Sunday, March 29, 2009
Friday, March 20, 2009
A few weeks ago while staying over at my boyhood home I woke up early to get to work. The morning was cold and crisp. A fresh light snowfall covered the landscape and showed this wonderful town of Croton-on-Hudson, quite nearly at its best. I grabbed my camera and took the opportunity while defrosting the car to record the scene. I took a number of photos, and, at the last, I took the above image, gazing across to view, through the trees, what had been the home of George Biddle, artistic giant of the twentieth century, a shaper of modern art history.
Standing there, looking through the trees, I recalled meeting George Biddle.
In my youth, to say I was a walker was an understatement. A peregrinator is probably a more apt description. As a teen, while heading home, on a few rare occasions, I would see George Biddle, walking ahead, a fit, tall, rail thin man in his upper eighties. As I recall, he would be on the left side of the road, facing any oncoming back road traffic. I would be overtaking him on the right side, at the ready for a kind offer of a ride. We would both look over and give a warm and friendly “hello”. A conversation would start and I would cross over to his side. We would walk along together, at his pace, until he reached his driveway, me continuing on. I had no idea of the greatness in whose presence I was in. I had stumbled across his house a few times while traversing the woods, and was in complete awe of his home; stone, beautiful, with a heavenly quality.
It would be impossible to do his life and career justice in these few paragraphs. This was a man who attended Harvard and Harvard Law School, and later abandoned a promising career in law to pursue his passion for art. He traveled the world and was well acquainted with twentieth century icons of the arts and literature, all the while experimenting and exploring media, in both two and three dimensions. He taught, served his country in the world wars, and, through his friendship with FDR, was integral in launching the Federal Art Project. Of his artwork, of the work that I have seen, it may be said, that it possessed a reality all its own, a benchmark of greatness. I noticed, at times, a high horizon line, I think, owing to his Lincolnesque stature. This was how he saw the world. I find his paintings magnificent in composition, color and subject matter.
There is so much more to tell. This was a full, engaged life.
The last time I saw him, we walked along as before, conversing and getting further acquainted. As we approach his driveway he looked right at me and invited me to just stop in at his house sometime. I think I just smiled and said nothing. He took a few more steps, turned to me and invited me again with purpose. It was clear, he really meant this. I mentioned the invitation to my father who lit up when he heard this and said that I really should visit. I never did.

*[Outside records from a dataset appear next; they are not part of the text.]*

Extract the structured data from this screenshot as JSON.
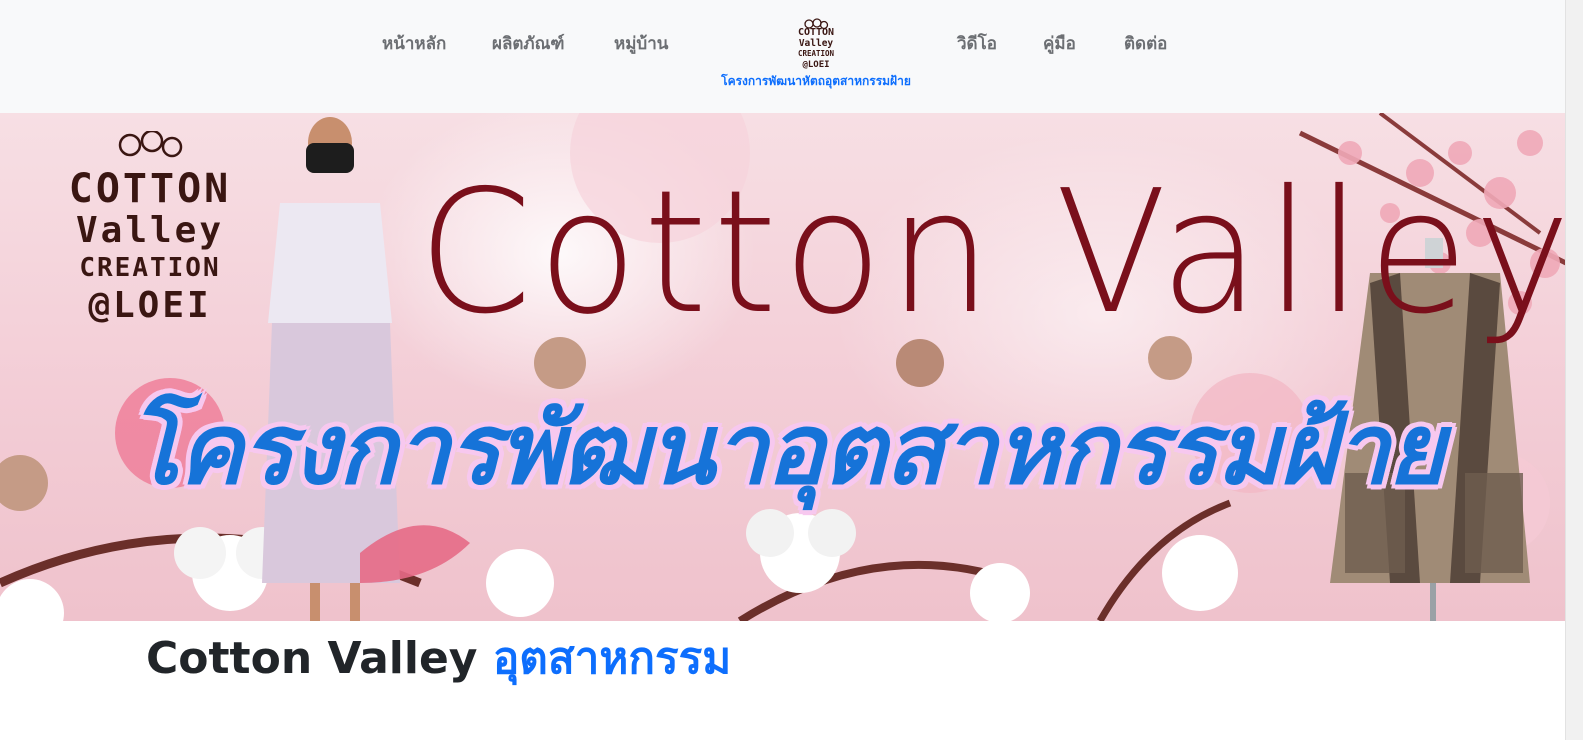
{
  "nav": {
    "items": [
      {
        "label": "หน้าหลัก"
      },
      {
        "label": "ผลิตภัณฑ์"
      },
      {
        "label": "หมู่บ้าน"
      },
      {
        "label": "วิดีโอ"
      },
      {
        "label": "คู่มือ"
      },
      {
        "label": "ติดต่อ"
      }
    ],
    "brand": {
      "logo_lines": [
        "COTTON",
        "Valley",
        "CREATION",
        "@LOEI"
      ],
      "caption": "โครงการพัฒนาหัตถอุตสาหกรรมฝ้าย"
    }
  },
  "hero": {
    "logo_lines": [
      "COTTON",
      "Valley",
      "CREATION",
      "@LOEI"
    ],
    "title": "Cotton Valley",
    "subtitle": "โครงการพัฒนาอุตสาหกรรมฝ้าย"
  },
  "content": {
    "heading_main": "Cotton Valley",
    "heading_accent": "อุตสาหกรรม"
  },
  "colors": {
    "nav_bg": "#f8f9fa",
    "nav_text": "#6c6f73",
    "brand_blue": "#0d6efd",
    "title_maroon": "#7a0f1b",
    "thai_blue": "#1673d8",
    "logo_brown": "#3a1612"
  }
}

A few months later I went to college. In a phone call home, my mother mentioned that George Biddle had passed on. Right then, I learned a lesson that, unfortunately would be reinforced with time, a lesson to be honored.
Sunday, March 15, 2009
I had the honor and good fortune of being interviewed by Rick Hancock on Fox 61 News this past week. Rick read this blog “Hope and Fury” and featured the story of this art and design blog on his weekly “Rick’s RSS” technology spot on the local Hartford Fox affiliate. Rick is a very personable man and a great blogger!
Sunday, March 8, 2009
I remember some years back, before I got into oil painting in a more dedicated way, I read an article going into some depth about a Picasso painting that, when x-rayed, revealed an earlier complete painting of a bull fight beneath. Somehow this idea was unthinkable! How could this happen, how could a work of art be obliterated, even by the artist! I understand now. Many of my paintings go through a layered process of creation. Even while hidden below the surface, these previous works can build strength in the finished piece. Sometimes only a hint of this process is evident, and only that to a discerning eye.
Consider my work posted above, at the top, entitled “Dispersal”, a rather tame abstract. Now, see what lies beneath, my version of Courbet’s, “Sleep”, by any standard a rather racy themed painting. Pretty shocking, then as now! The painting was not destined to last more than a few months, before a warm up session of gesso painting covered the previous effort making way for something new.